With the recent media storm surrounding Planned Parenthood’s practice of fetal tissue donation, we are once again faced with the seemingly ongoing divide between religious and secular America. We’ve seen it before, in debates on education, marriage, and war. And there’s no doubt that we’ll see it again. The problem is that with all the attention we pay to the differences between religious and secular views, there’s too little attention paid to the power of the Christian voices in these debates, and the ability that Christian groups have to organize and effect change.
In particular, secular nonprofit groups should be paying much more attention to communities of faith. Having been involved in a number of nonprofits, I’m amazed at how frequently the outreach efforts of secular organizations exclude them. Two avenues of thought seem to persist: First, within many liberal, educated communities, recognizing organized religion seems “taboo”; second, many people seem to believe that strong differences in political and religious opinion do not allow for any area of commonality.
We must understand that the face of Christianity has changed. It is no longer the religion of our grandparents; instead, it comprises young, social-media-savvy believers who wear skinny jeans, have ironic tattoos, and conduct Bible study on their iPads. Yes, there are areas where Christian and secular views clash profoundly. But there are also many areas where young Christians’ passion for social-justice activism could easily be confused with those of recent, non-religious, college grads who are eager to work for nonprofits and change the world. For many believers, the Bible provides an established set of values that creates a moral framework and influences daily interactions. It provides commentary on issues ranging from slavery and human rights to the environment. In this capacity, it is a text full of social-justice teachings, and while some may feel that Christianity poses as a blind set of beliefs, if we take a step back, it is clear that many commonalities emerge within the moral framework of both secular and religious advocates.
The ongoing presence of Christian communities and their ability to mobilize followers through social media should encourage secular nonprofits to take another look at religious outreach.
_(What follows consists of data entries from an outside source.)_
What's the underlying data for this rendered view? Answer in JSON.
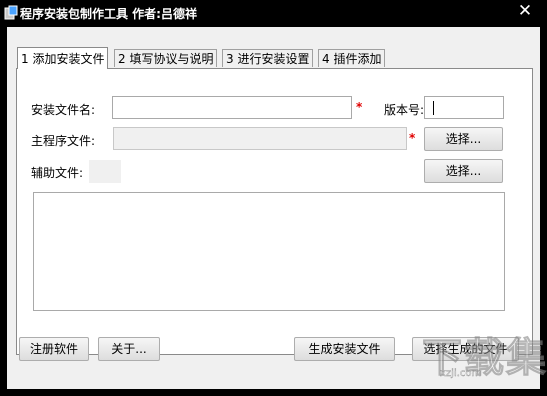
{
  "window": {
    "title": "程序安装包制作工具 作者:吕德祥",
    "close_glyph": "✕"
  },
  "tabs": [
    {
      "label": "1 添加安装文件",
      "active": true
    },
    {
      "label": "2 填写协议与说明",
      "active": false
    },
    {
      "label": "3 进行安装设置",
      "active": false
    },
    {
      "label": "4 插件添加",
      "active": false
    }
  ],
  "form": {
    "install_name_label": "安装文件名:",
    "install_name_value": "",
    "version_label": "版本号:",
    "version_value": "",
    "main_program_label": "主程序文件:",
    "main_program_value": "",
    "aux_files_label": "辅助文件:",
    "required_mark": "*",
    "browse_main_label": "选择...",
    "browse_aux_label": "选择..."
  },
  "footer": {
    "register_label": "注册软件",
    "about_label": "关于...",
    "generate_label": "生成安装文件",
    "choose_generated_label": "选择生成的文件"
  },
  "watermark": {
    "main": "下载集",
    "sub": "xzji.com"
  },
  "colors": {
    "required": "#e00000",
    "titlebar": "#000000",
    "client": "#f0f0f0"
  }
}
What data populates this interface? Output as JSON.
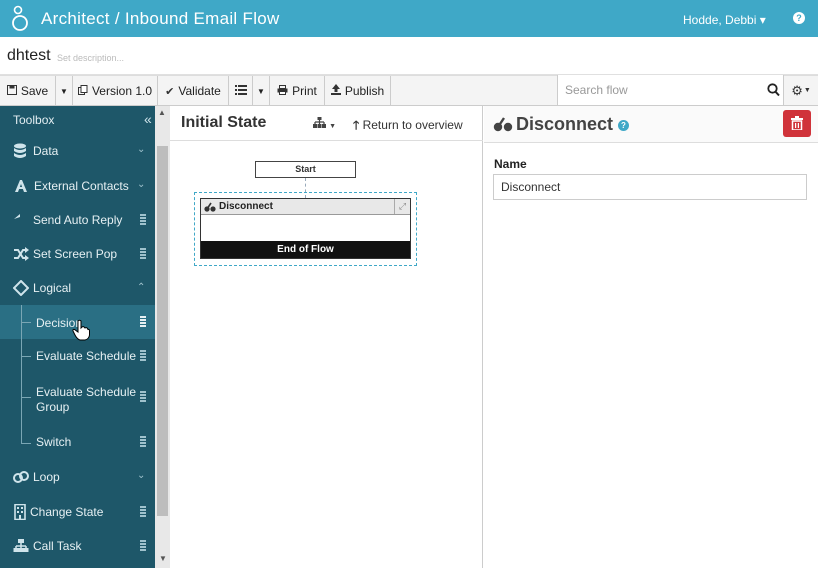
{
  "header": {
    "app_title": "Architect  /  Inbound Email Flow",
    "user": "Hodde, Debbi ▾",
    "help": "?"
  },
  "flow": {
    "name": "dhtest",
    "description_placeholder": "Set description..."
  },
  "toolbar": {
    "save": "Save",
    "version": "Version 1.0",
    "validate": "Validate",
    "print": "Print",
    "publish": "Publish",
    "search_placeholder": "Search flow"
  },
  "toolbox": {
    "title": "Toolbox",
    "items": [
      {
        "label": "Data",
        "icon": "database-icon"
      },
      {
        "label": "External Contacts",
        "icon": "contacts-icon"
      },
      {
        "label": "Send Auto Reply",
        "icon": "reply-icon"
      },
      {
        "label": "Set Screen Pop",
        "icon": "shuffle-icon"
      },
      {
        "label": "Logical",
        "icon": "diamond-icon"
      },
      {
        "label": "Loop",
        "icon": "loop-icon"
      },
      {
        "label": "Change State",
        "icon": "building-icon"
      },
      {
        "label": "Call Task",
        "icon": "sitemap-icon"
      }
    ],
    "logical_children": [
      {
        "label": "Decision"
      },
      {
        "label": "Evaluate Schedule"
      },
      {
        "label": "Evaluate Schedule Group"
      },
      {
        "label": "Switch"
      }
    ]
  },
  "canvas": {
    "state_title": "Initial State",
    "return_link": "Return to overview",
    "start_label": "Start",
    "node_title": "Disconnect",
    "node_footer": "End of Flow"
  },
  "properties": {
    "title": "Disconnect",
    "name_label": "Name",
    "name_value": "Disconnect"
  },
  "colors": {
    "header": "#3fa8c7",
    "toolbox_bg": "#1e5769",
    "delete": "#d0333a"
  }
}
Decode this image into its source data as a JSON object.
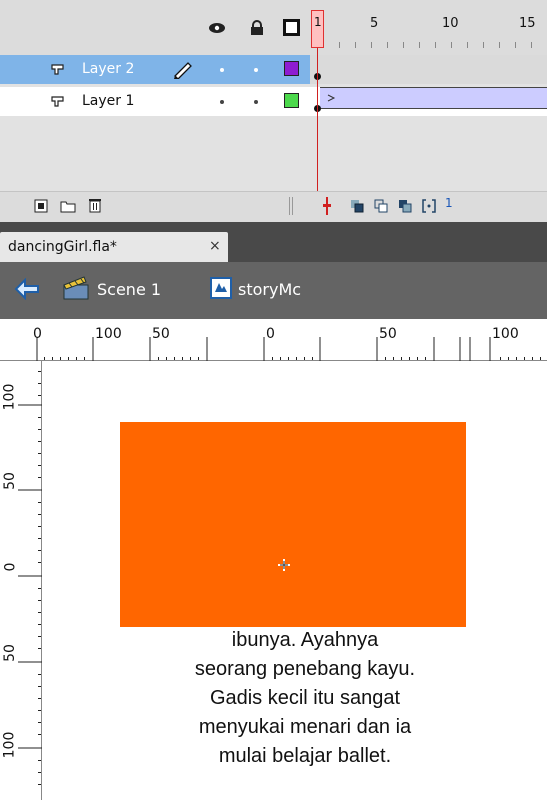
{
  "timeline": {
    "header_icons": [
      "eye-icon",
      "lock-icon",
      "outline-icon"
    ],
    "frame_numbers": [
      "1",
      "5",
      "10",
      "15"
    ],
    "current_frame": "1",
    "layers": [
      {
        "name": "Layer 2",
        "selected": true,
        "color": "#8e1cd1"
      },
      {
        "name": "Layer 1",
        "selected": false,
        "color": "#4cd94c"
      }
    ],
    "footer": {
      "frame_indicator": "1"
    }
  },
  "document": {
    "tab_label": "dancingGirl.fla*",
    "close_glyph": "×"
  },
  "breadcrumb": {
    "scene": "Scene 1",
    "symbol": "storyMc"
  },
  "rulers": {
    "horizontal": [
      "0",
      "100",
      "50",
      "0",
      "50",
      "100"
    ],
    "vertical": [
      "100",
      "50",
      "0",
      "50",
      "100"
    ]
  },
  "stage": {
    "rect_color": "#ff6600",
    "story_lines": [
      "ibunya. Ayahnya",
      "seorang penebang kayu.",
      "Gadis kecil itu sangat",
      "menyukai menari dan ia",
      "mulai belajar ballet."
    ]
  }
}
As a society, we have begun to shift away from organized engagement. We no longer know our neighbors, belong to clubs, or participate in traditional community groups. And yet, while a nonprofit’s leaders may spend thousands launching a social media campaign with specifically targeted platforms, they often ignore taking an hour on Sunday to talk to a church group or meet with a church leader. What if, instead, or in addition, nonprofit leaders took that step and encouraged a pastor who, in one mention during a sermon, might influence hundreds (and sometimes thousands) of people? By reframing issues in a religious context, many nonprofits might be able to establish significant new avenues of supporters and tap new sources of volunteers.
While recent polls suggest that religious participation in the United States has gone down, and mainline Protestant groups may be on the decline, 70.6 percent of Americans still identify as Christian, with 62 million identifying as Evangelical. Influential Christian leaders such as Joel Osteen, Joyce Meyer, and Rick Warren hold a strong social media presence with millions of Twitter and Facebook followers. While the numbers may not reach Kim Kardashian level, Twitter has noted the engagement that surrounds these accounts and employs staff to cultivate relationships with religious leaders.
What’s more, the three largest churches in the country tally a weekly attendance of 43,500; 23,659; and 22,557 respectively. And those figures don’t even take into account the people who watch religious TV shows, podcasts, and other productions.
Hollywood has gotten on the Christian bandwagon with a growing market for movies and TV shows geared to Christian audiences for good reason. The Bible miniseries released in 2013 by the History Channel attracted more than 11.7 million viewers for its finale episode. (People who work in the legislature take note as well: 58 million Evangelicals will be eligible to vote in the next election, representing one of the largest voting blocks in the country.)
American Christians are not going away. Any and all groups that hope to make change on a systematic and social level would be remiss to disregard those coming from a position of faith. The common ground is worth finding.